Exercise description:
For the data that follows, return each line unchanged and drop the pictures.
[[ Data provided, beginning ]]
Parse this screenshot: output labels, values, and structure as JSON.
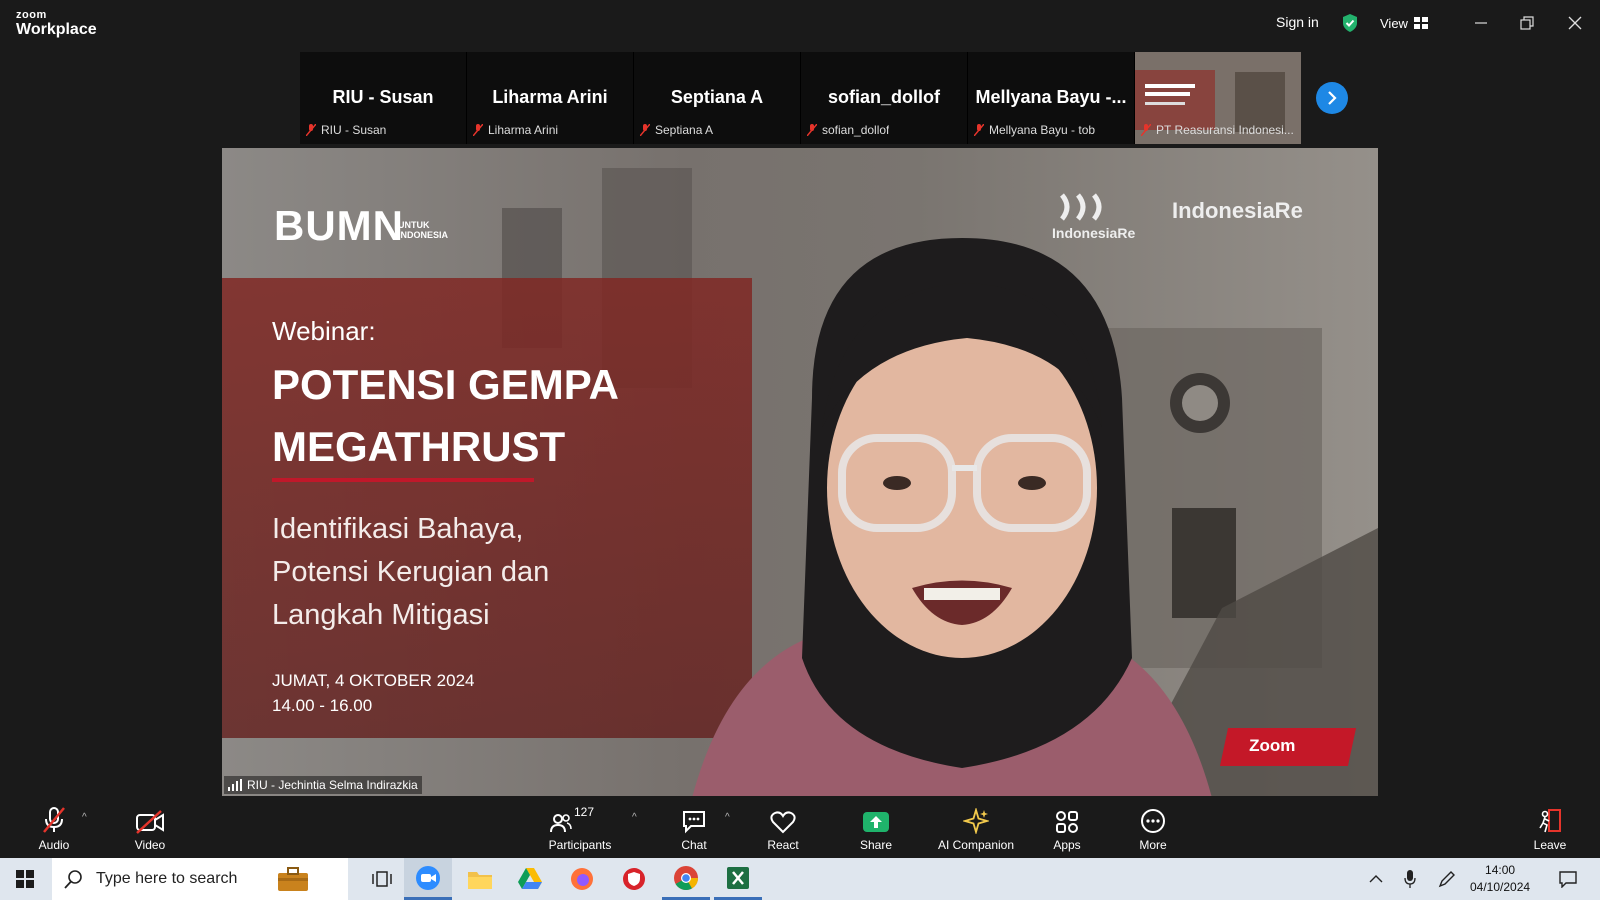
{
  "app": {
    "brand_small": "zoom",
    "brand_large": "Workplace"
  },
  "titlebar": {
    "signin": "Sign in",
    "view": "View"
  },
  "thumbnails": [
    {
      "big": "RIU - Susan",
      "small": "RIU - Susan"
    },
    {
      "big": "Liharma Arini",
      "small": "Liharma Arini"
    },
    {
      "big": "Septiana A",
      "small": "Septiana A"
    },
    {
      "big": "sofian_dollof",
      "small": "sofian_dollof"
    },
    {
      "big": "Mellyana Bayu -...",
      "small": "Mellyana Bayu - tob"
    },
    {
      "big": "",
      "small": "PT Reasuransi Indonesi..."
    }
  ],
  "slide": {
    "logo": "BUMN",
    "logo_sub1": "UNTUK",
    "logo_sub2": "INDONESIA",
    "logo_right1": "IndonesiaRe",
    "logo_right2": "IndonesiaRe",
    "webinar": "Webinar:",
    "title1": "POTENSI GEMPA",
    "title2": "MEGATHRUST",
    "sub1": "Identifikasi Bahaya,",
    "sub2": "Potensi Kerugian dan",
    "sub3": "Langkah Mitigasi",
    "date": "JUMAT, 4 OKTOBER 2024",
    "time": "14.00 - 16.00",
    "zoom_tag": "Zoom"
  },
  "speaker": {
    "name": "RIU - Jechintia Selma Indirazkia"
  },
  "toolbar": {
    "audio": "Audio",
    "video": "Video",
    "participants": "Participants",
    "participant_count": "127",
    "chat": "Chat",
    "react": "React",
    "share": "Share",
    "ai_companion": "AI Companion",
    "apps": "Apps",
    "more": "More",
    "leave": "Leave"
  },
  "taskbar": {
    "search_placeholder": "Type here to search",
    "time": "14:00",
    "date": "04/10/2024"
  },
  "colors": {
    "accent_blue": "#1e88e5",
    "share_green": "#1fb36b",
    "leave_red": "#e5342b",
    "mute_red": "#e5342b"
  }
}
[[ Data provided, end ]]
Answer to the exercise:
Parse this screenshot: output labels, values, and structure as JSON.
{
  "app": {
    "brand_small": "zoom",
    "brand_large": "Workplace"
  },
  "titlebar": {
    "signin": "Sign in",
    "view": "View"
  },
  "thumbnails": [
    {
      "big": "RIU - Susan",
      "small": "RIU - Susan"
    },
    {
      "big": "Liharma Arini",
      "small": "Liharma Arini"
    },
    {
      "big": "Septiana A",
      "small": "Septiana A"
    },
    {
      "big": "sofian_dollof",
      "small": "sofian_dollof"
    },
    {
      "big": "Mellyana Bayu -...",
      "small": "Mellyana Bayu - tob"
    },
    {
      "big": "",
      "small": "PT Reasuransi Indonesi..."
    }
  ],
  "slide": {
    "logo": "BUMN",
    "logo_sub1": "UNTUK",
    "logo_sub2": "INDONESIA",
    "logo_right1": "IndonesiaRe",
    "logo_right2": "IndonesiaRe",
    "webinar": "Webinar:",
    "title1": "POTENSI GEMPA",
    "title2": "MEGATHRUST",
    "sub1": "Identifikasi Bahaya,",
    "sub2": "Potensi Kerugian dan",
    "sub3": "Langkah Mitigasi",
    "date": "JUMAT, 4 OKTOBER 2024",
    "time": "14.00 - 16.00",
    "zoom_tag": "Zoom"
  },
  "speaker": {
    "name": "RIU - Jechintia Selma Indirazkia"
  },
  "toolbar": {
    "audio": "Audio",
    "video": "Video",
    "participants": "Participants",
    "participant_count": "127",
    "chat": "Chat",
    "react": "React",
    "share": "Share",
    "ai_companion": "AI Companion",
    "apps": "Apps",
    "more": "More",
    "leave": "Leave"
  },
  "taskbar": {
    "search_placeholder": "Type here to search",
    "time": "14:00",
    "date": "04/10/2024"
  },
  "colors": {
    "accent_blue": "#1e88e5",
    "share_green": "#1fb36b",
    "leave_red": "#e5342b",
    "mute_red": "#e5342b"
  }
}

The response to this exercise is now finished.